Kate Moss in Four Looks (and Four Books!)
The supermodel celebrates her birthday today. Read how the mercurial beauty went from beach babe to skate icon
The photographer and erstwhile model, Mario Sorrenti, can remember the moment he saw the face that would define a generation. “I met Kate Moss in the summer of 1991 on a modelling job in London,” he writes in his photobook, Kate. “I remember sitting next to her and feeling like my heart was going to stop. I was completely overwhelmed by her charm and beauty.”
The British model celebrates her 46th birthday today, and the charm and beauty that Sorrenti saw back in the early 1990s remains undimmed. Indeed, decades on from her modelling debut, it’s interesting to see how different creative professionals have worked with Moss’s otherworldly features. Another Phaidon author, the art director and designer Fabien Baron, was also instrumental in her career development.

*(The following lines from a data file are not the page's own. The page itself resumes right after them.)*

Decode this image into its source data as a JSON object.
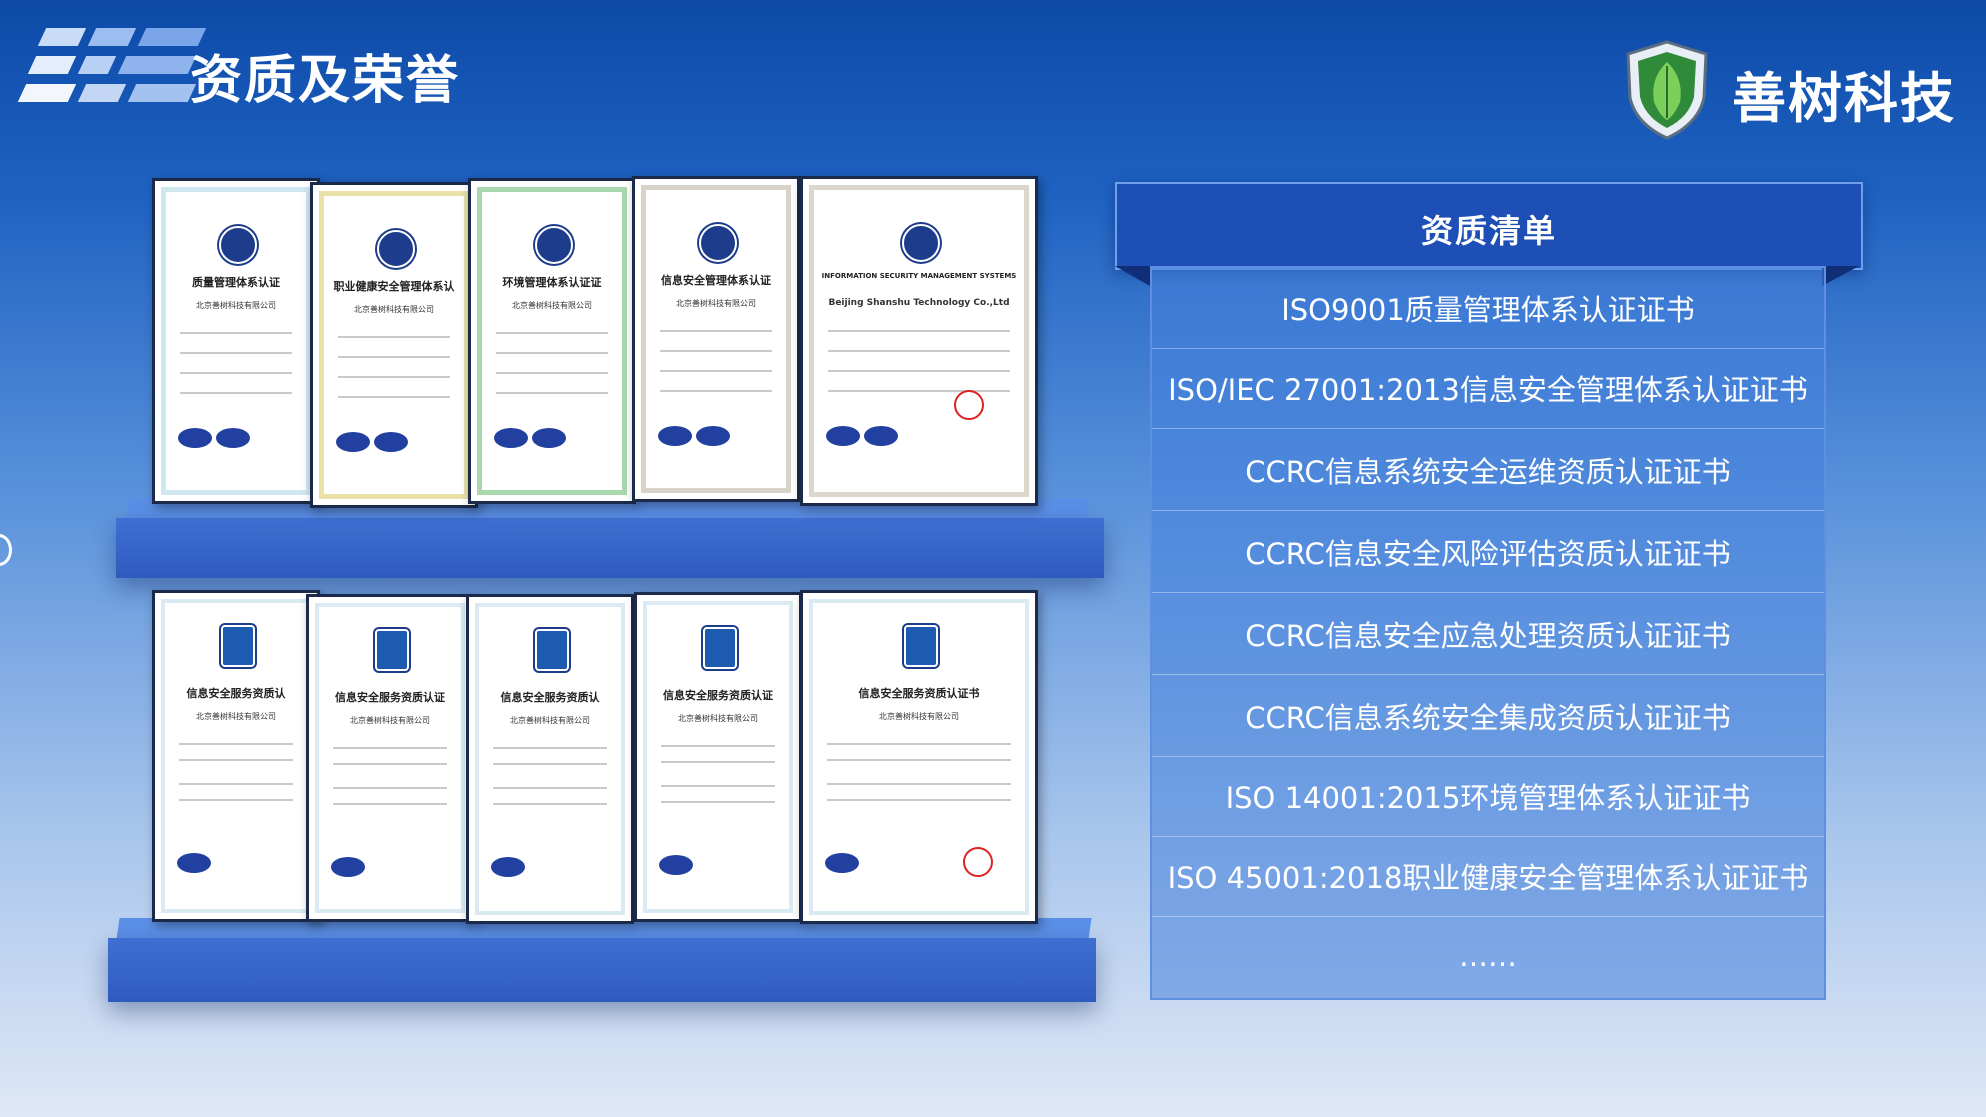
{
  "header": {
    "title": "资质及荣誉",
    "brand_name": "善树科技"
  },
  "colors": {
    "panel_header": "#1e4fb6",
    "panel_body": "#4682dc",
    "shelf": "#3f6fd2",
    "accent_white": "#ffffff"
  },
  "certificates": {
    "top_row": [
      {
        "title": "质量管理体系认证",
        "company": "北京善树科技有限公司",
        "color": "#cfe7ef"
      },
      {
        "title": "职业健康安全管理体系认",
        "company": "北京善树科技有限公司",
        "color": "#e9e2a8"
      },
      {
        "title": "环境管理体系认证证",
        "company": "北京善树科技有限公司",
        "color": "#a9d8ae"
      },
      {
        "title": "信息安全管理体系认证",
        "company": "北京善树科技有限公司",
        "color": "#d8d2c8"
      },
      {
        "title": "INFORMATION SECURITY MANAGEMENT SYSTEMS",
        "company": "Beijing Shanshu Technology Co.,Ltd",
        "color": "#dcd6cc"
      }
    ],
    "bottom_row": [
      {
        "title": "信息安全服务资质认",
        "company": "北京善树科技有限公司",
        "color": "#dbeaf2"
      },
      {
        "title": "信息安全服务资质认证",
        "company": "北京善树科技有限公司",
        "color": "#dbeaf2"
      },
      {
        "title": "信息安全服务资质认",
        "company": "北京善树科技有限公司",
        "color": "#dbeaf2"
      },
      {
        "title": "信息安全服务资质认证",
        "company": "北京善树科技有限公司",
        "color": "#dbeaf2"
      },
      {
        "title": "信息安全服务资质认证书",
        "company": "北京善树科技有限公司",
        "color": "#dbeaf2"
      }
    ]
  },
  "qualification_list": {
    "header": "资质清单",
    "items": [
      "ISO9001质量管理体系认证证书",
      "ISO/IEC 27001:2013信息安全管理体系认证证书",
      "CCRC信息系统安全运维资质认证证书",
      "CCRC信息安全风险评估资质认证证书",
      "CCRC信息安全应急处理资质认证证书",
      "CCRC信息系统安全集成资质认证证书",
      "ISO 14001:2015环境管理体系认证证书",
      "ISO 45001:2018职业健康安全管理体系认证证书",
      "……"
    ]
  }
}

"It was Fabien who hired me for my first real shoot, with Patrick Demarchelier at Harper’s Bazaar,” Moss writes in her introduction to Fabien Baron: Works 1983-2019. “Nobody knew me then. He’d spotted my pictures in The Face and saw something that made sense to him, even when the look for models at the time was something very different. (He would do this a lot over the years: discover some unlikely and untested talent and push them to the top of a new wave, taking the rest of culture along with it. He’s always seemed to know what the world was waiting for before it did.)
“I was a teenager when we met, and of course a little intimidated by him. It wasn’t until our time at Calvin Klein that we really clicked. Once again, it was Fabien who brought my picture to Calvin, acting on some creative instinct - a vision that he managed to conjure into being.”
Fellow fashion-world pals, the designer Marc Jacobs and the fashion editor and illustrator Grace Coddington, capture something of Kate’s fun side. Looking back on 1995, Jacobs writes in Marc Jacobs Illustrated, “Every time Kate Moss appeared on the runway, the Beastie Boys’ Girls would play while she walked.”
Sounds like fun! And, while she’s certainly come of age since then, Moss remains a startlingly compelling figure, for both sexes. Our new Supreme book features one of her collaborations with the unimpeachably cool skate brand. Lensed by the British photographer Alasdair McLellan in London back in 2012, it remains one of the label’s most beguiling images.
To see more from Kate’s early days, and to buy a limited-edition Kate Moss print, take a look at Sorrenti’s book here. For more on her work with Fabien Baron get Fabien Baron: Works 1983-2019. To see Coddington and Jacob’s take on Moss get Marc Jacobs Illustrated; and for more of her work with Supreme get Supreme.